In the Cardiff Fire’s first year in the NIHL 1 South, they’ve made the most of having the ability to have four import players at their disposal.
This year, Mark Cuddihy has iced all four of his imports, with Rob Sedlak from Slovakia icing when the team are in need of some extra bodies, while Australian David Manning is showing his promise in his first year in UK hockey as one of the teams top point producers. Also impressing is young defenceman Kalle Alner from Sweden, while his fellow countryman Viktor Langseth has also shown his promise when called upon to play for the Fire, which is not a bad feat for a player who was playing recreational Ice Hockey for the Cardiff Ice Hounds just last season.
The 21-year-old Swede who played for Gnesta IK’s junior 18 and 20 teams while still living in Sweden, has shown a maturity to his game way above his age in his debut season in the UK.
“I recently moved to the UK and I heard that the Fire had a try-out about 2 seasons ago and since the Devils NIHL team split up for that year, I went down for the Fire trials,” Langseth explained midway through the season.
“I found out about the import rules so I played with the Ice Hounds for a season and then had the opportunity to join the Fire boys when they expanded into the second tier of British Ice Hockey”.

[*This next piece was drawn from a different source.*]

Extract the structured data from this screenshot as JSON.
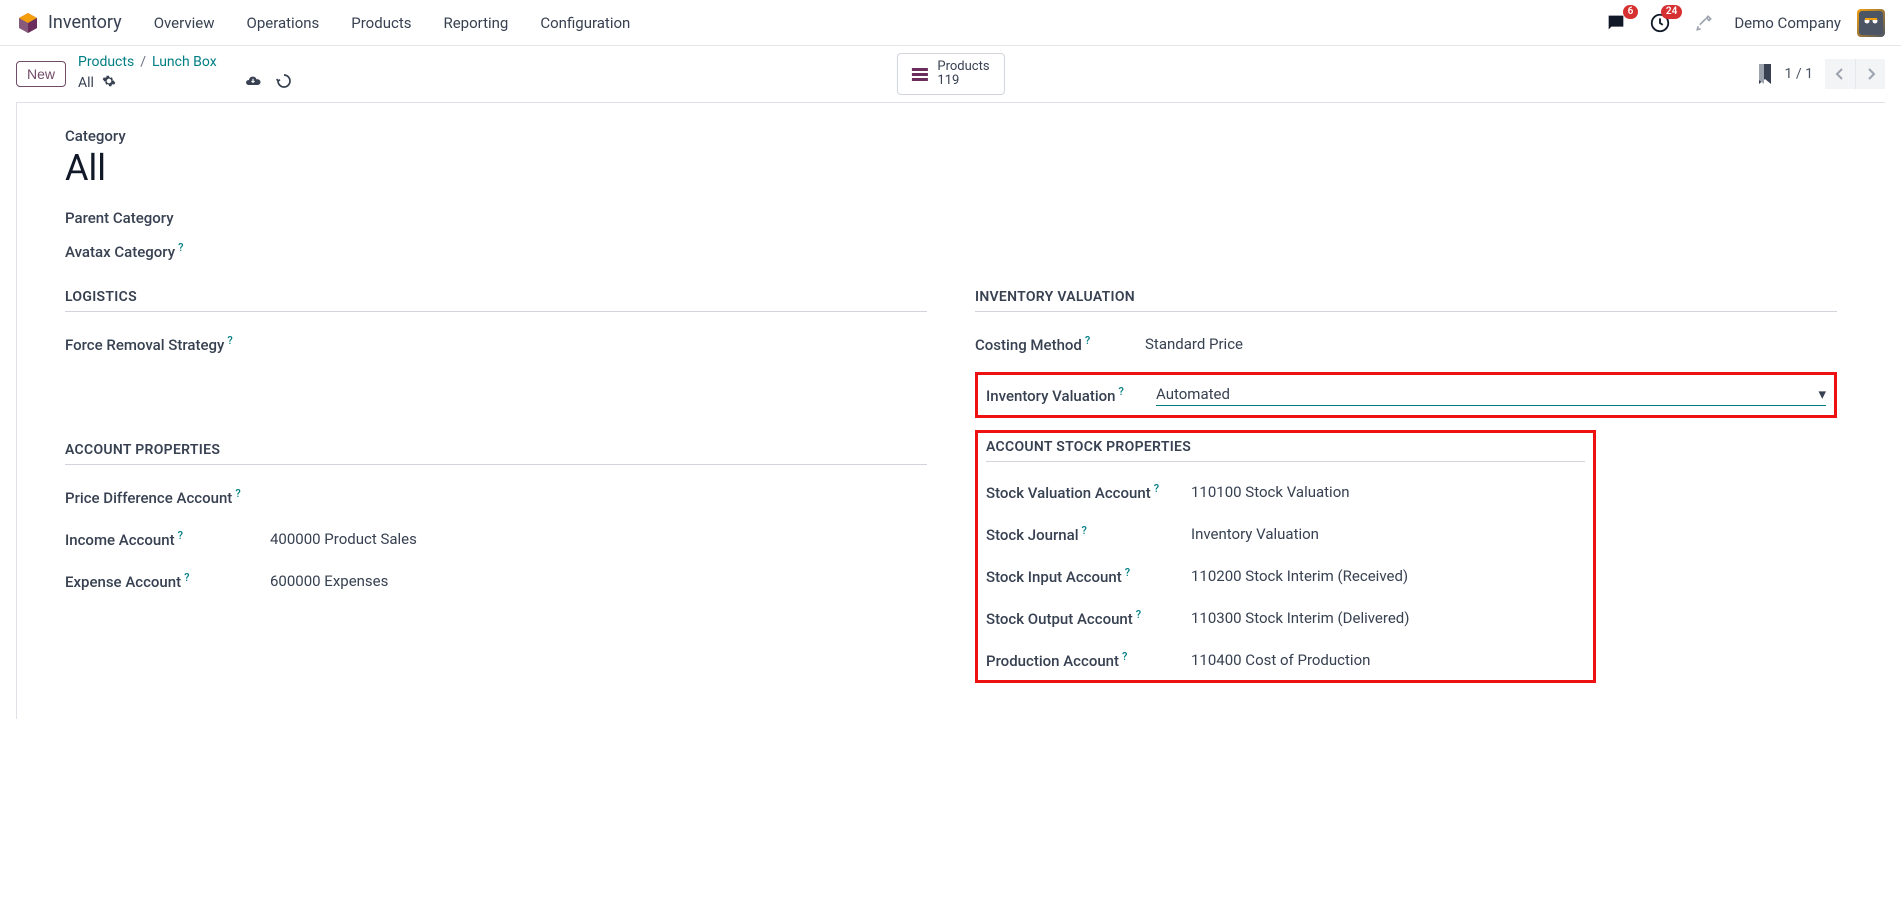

“It’s a lot of change, comparing it to last season in a Rec League. I find it more challenge than I thought especially with such a limit to ice time. A maximum of two ice practices a week is just not enough in this league”.
In 10 games this year for the Fire, Langseth has shown his defensive prowess while allowing the more offensive players around him to work. Not one to shy away from physical play, it’s no surprise that one of his influences growing up was Detroit Red Wings veteran defenseman Niklas Kronwall.

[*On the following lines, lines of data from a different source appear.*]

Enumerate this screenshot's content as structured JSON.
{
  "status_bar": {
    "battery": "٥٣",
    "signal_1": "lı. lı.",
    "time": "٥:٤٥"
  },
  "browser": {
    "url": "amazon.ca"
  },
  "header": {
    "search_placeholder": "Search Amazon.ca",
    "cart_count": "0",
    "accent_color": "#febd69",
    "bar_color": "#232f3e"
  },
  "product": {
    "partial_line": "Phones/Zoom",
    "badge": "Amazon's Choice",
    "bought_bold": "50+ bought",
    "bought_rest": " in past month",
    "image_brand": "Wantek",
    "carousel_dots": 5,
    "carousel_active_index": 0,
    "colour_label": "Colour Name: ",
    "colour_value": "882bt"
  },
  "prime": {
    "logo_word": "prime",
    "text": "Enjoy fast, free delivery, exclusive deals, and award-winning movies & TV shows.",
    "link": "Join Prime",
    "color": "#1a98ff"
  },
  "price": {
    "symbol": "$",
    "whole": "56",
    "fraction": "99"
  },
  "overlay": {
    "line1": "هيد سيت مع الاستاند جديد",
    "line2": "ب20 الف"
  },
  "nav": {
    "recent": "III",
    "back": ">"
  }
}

“Both on and off the ice I always looked up to the older players down the rink, the senior team were always where you wanted to get in the end”.
“For me, hockey was never the biggest thing in my life as a kid. I have played all different supports and it’s unfortunately not until the last couple of years where it has become a bigger part of my life”.
“I have always looked up to players such as Nicklas Kronwall, Henrik Zetterberg and Nicklas Backstrom”.
Despite not always being on the game sheet week in week out, Langseth has shown his pride for playing for the Cardiff Fire with his social media activity and is always a familiar face off the ice during Fire home games.
“I find it being more of a ‘get in the zone’ type of play here, whilst Sweden has more of a ‘going up together in a group’ which is a bit different to what I’m used to”.
“I have played my junior years in two Swedish clubs and when stepping up to the J18 & J20 we climbed up to division 1 in both”.
I took two years off when I was 17 & 18 due to travelling which I feel was bad for my personal development in the sport, but still being 21 I hope I am still young and will be playing the game for some time”.
With a few games left in the Cardiff Fire season, Langseth may have more chances to show off his talents on the ice, but while still young and adapting to the UK style of play, it wouldn’t be surprising to see him remain with the Cardiff Fire next year and fight his way up the line-up.
Photo Credit: http://www.jamesassinder.co.uk/